Bill Gilroy is something of an industry legend. Owner of offbeat New York favorites such as Employees Only and Macao Trading Co., his venues are more like time capsules rather than restaurants. We sat down with Gilroy for a peek into his usually private life – what better way to kick off the weekend?
On The New Potato, we cover the back to the front of the industry, from the chefs in the back, to the maître d’s at the front, to “the man upstairs” or restaurateur, to the customer who always comes in. As someone who started by working your way up the ladder, do you have a certain reverence for every aspect of this industry?
Absolutely. Like a great Broadway show, it takes everyone, every night to make it all happen.
How important is it to have done everything, before overseeing it all?
For someone like myself, it’s crucial. I can’t speak for how others do what they do. I usually have to learn the hard way.
How did your experiences and training with Keith Mcnally affect your later projects? Could you take us through that training process a bit?
I believe Keith’s biggest strength is his how he hires and regards his team. He knows the success of his establishments is a direct reflection of his team. I believe working with Keith taught me that, among many other things.
Keith and Lynn would visit me at La Gamelle where I worked with Florent Morellet. I worked at La Gamelle from ’80 – ’83 before heading over to work at the Water Club. When Cafe Luxembourg opened, I headed over there to join the team. I managed Nell’s from ’86 – ’87 and partnered with Keith at Lucky Strike.
His spots have a timelessness, as do yours. What’s the trick to creating that?
When developing a space, you need to have a good understanding of what you are looking to achieve.
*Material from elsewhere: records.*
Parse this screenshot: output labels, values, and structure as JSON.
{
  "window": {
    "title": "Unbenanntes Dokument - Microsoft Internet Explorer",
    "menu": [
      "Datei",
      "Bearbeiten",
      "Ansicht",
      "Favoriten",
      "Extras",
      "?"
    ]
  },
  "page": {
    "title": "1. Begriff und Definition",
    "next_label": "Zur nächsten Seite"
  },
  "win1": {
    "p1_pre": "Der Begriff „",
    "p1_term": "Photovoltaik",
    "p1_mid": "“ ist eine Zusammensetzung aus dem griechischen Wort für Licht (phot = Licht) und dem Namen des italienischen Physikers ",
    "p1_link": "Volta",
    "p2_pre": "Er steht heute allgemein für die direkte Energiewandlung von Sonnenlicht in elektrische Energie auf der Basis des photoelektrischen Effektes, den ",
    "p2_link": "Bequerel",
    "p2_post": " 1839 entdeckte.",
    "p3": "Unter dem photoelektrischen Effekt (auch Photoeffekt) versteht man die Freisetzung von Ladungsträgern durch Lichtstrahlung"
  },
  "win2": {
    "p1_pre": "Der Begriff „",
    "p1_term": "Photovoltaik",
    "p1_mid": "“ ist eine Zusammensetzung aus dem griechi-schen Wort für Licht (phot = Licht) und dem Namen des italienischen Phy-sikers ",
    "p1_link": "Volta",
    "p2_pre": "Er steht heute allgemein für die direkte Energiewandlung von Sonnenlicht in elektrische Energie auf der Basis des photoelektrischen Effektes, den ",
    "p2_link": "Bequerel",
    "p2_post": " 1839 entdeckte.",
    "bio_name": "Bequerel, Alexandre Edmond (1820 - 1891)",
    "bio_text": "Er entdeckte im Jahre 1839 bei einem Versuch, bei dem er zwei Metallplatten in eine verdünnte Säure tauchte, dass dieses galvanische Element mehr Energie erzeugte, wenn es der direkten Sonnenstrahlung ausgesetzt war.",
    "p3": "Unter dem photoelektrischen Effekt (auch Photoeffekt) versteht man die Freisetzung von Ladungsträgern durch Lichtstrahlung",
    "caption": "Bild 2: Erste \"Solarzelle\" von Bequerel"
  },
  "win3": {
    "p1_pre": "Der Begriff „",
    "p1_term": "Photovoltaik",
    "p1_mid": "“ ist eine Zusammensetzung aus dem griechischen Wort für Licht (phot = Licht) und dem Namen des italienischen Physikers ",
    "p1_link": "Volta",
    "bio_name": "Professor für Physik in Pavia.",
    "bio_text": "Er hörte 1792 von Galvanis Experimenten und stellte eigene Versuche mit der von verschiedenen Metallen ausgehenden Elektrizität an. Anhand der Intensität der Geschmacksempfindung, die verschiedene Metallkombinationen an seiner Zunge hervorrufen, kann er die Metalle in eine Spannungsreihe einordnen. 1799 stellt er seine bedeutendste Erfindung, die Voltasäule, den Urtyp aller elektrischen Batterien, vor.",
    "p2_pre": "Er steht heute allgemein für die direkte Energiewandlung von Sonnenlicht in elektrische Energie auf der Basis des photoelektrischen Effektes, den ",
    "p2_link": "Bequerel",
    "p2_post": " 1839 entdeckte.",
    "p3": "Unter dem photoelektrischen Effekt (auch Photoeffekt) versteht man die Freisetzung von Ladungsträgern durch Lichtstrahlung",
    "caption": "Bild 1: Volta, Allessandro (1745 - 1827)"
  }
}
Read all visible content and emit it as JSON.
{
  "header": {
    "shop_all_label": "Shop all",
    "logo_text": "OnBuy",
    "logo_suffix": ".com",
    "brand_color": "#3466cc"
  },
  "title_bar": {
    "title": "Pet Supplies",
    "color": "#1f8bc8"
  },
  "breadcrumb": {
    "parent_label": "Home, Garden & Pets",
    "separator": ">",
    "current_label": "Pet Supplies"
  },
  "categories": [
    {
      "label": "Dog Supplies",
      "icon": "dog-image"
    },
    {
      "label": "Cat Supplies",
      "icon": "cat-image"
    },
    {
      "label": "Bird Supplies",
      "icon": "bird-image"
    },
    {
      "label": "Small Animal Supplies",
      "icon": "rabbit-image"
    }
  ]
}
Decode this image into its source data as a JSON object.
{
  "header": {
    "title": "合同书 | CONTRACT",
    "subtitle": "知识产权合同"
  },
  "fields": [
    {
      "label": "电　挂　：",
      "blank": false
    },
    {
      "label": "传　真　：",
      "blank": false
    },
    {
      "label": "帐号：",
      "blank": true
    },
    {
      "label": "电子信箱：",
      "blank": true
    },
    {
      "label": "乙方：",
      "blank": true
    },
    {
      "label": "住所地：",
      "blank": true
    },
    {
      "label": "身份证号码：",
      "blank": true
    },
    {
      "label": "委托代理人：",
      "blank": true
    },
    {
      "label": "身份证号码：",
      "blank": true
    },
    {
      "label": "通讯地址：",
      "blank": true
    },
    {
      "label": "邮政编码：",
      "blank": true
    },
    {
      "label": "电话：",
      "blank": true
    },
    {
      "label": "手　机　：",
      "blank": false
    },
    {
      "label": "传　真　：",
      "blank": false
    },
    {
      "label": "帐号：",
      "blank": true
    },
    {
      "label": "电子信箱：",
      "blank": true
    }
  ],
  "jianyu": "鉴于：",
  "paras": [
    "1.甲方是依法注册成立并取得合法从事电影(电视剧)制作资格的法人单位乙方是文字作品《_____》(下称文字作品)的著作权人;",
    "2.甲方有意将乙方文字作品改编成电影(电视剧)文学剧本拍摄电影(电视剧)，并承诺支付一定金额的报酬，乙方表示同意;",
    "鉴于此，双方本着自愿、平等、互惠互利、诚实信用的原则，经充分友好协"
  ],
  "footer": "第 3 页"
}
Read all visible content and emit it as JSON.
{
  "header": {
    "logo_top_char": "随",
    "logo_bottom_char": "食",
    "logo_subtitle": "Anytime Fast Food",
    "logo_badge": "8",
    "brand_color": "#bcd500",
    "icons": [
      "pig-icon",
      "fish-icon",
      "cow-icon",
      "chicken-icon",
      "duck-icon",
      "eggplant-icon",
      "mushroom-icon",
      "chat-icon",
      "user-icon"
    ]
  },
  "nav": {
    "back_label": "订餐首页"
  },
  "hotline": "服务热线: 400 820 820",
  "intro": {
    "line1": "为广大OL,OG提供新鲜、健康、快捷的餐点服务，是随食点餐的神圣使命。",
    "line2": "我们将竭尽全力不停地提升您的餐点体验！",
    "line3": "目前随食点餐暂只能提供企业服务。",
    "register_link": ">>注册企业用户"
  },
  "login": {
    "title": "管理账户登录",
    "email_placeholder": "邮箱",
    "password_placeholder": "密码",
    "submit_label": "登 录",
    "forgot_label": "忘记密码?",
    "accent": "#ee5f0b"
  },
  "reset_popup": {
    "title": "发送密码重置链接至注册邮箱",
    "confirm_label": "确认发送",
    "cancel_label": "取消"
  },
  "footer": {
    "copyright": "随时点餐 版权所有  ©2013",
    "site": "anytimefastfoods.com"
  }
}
It should feel inspired and tell a story. It’s not just a design job or business concept. Playing with lighting also helps.